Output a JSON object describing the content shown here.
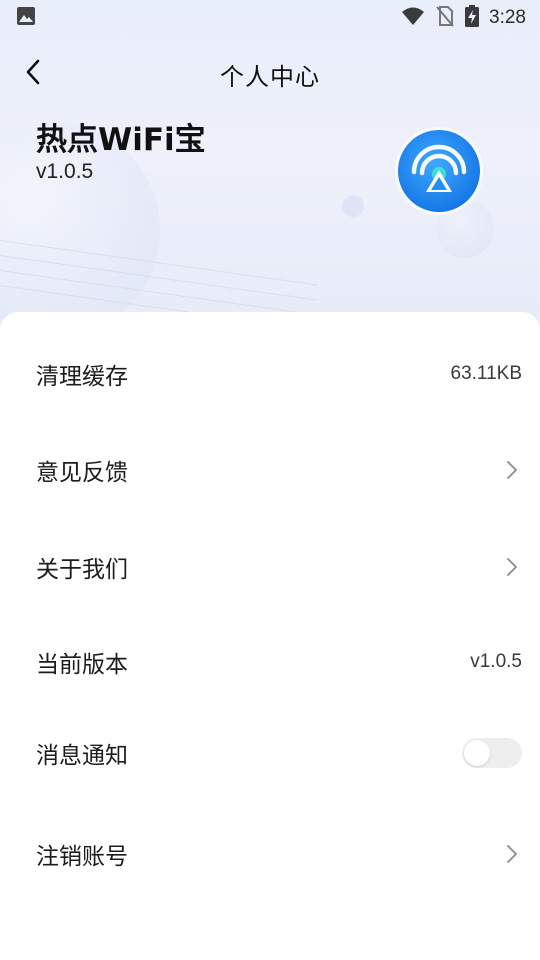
{
  "status_bar": {
    "time": "3:28",
    "icons": [
      "image-icon",
      "wifi-icon",
      "no-sim-icon",
      "battery-charging-icon"
    ]
  },
  "header": {
    "title": "个人中心",
    "back_icon": "chevron-left-icon"
  },
  "app": {
    "name": "热点WiFi宝",
    "version": "v1.0.5",
    "logo_icon": "hotspot-logo-icon"
  },
  "settings": {
    "items": [
      {
        "label": "清理缓存",
        "value": "63.11KB",
        "type": "value"
      },
      {
        "label": "意见反馈",
        "type": "link"
      },
      {
        "label": "关于我们",
        "type": "link"
      },
      {
        "label": "当前版本",
        "value": "v1.0.5",
        "type": "value"
      },
      {
        "label": "消息通知",
        "type": "toggle",
        "enabled": false
      },
      {
        "label": "注销账号",
        "type": "link"
      }
    ]
  },
  "colors": {
    "logo_blue": "#1f8ff0",
    "logo_accent": "#3ee0d0",
    "header_bg": "#e9eefb",
    "toggle_off": "#eeeeee"
  }
}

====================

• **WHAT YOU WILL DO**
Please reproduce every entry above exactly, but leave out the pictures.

• **PROBLEM SOLUTION**
Output a JSON object describing the content shown here.
{
  "status_bar": {
    "time": "3:28",
    "icons": [
      "image-icon",
      "wifi-icon",
      "no-sim-icon",
      "battery-charging-icon"
    ]
  },
  "header": {
    "title": "个人中心",
    "back_icon": "chevron-left-icon"
  },
  "app": {
    "name": "热点WiFi宝",
    "version": "v1.0.5",
    "logo_icon": "hotspot-logo-icon"
  },
  "settings": {
    "items": [
      {
        "label": "清理缓存",
        "value": "63.11KB",
        "type": "value"
      },
      {
        "label": "意见反馈",
        "type": "link"
      },
      {
        "label": "关于我们",
        "type": "link"
      },
      {
        "label": "当前版本",
        "value": "v1.0.5",
        "type": "value"
      },
      {
        "label": "消息通知",
        "type": "toggle",
        "enabled": false
      },
      {
        "label": "注销账号",
        "type": "link"
      }
    ]
  },
  "colors": {
    "logo_blue": "#1f8ff0",
    "logo_accent": "#3ee0d0",
    "header_bg": "#e9eefb",
    "toggle_off": "#eeeeee"
  }
}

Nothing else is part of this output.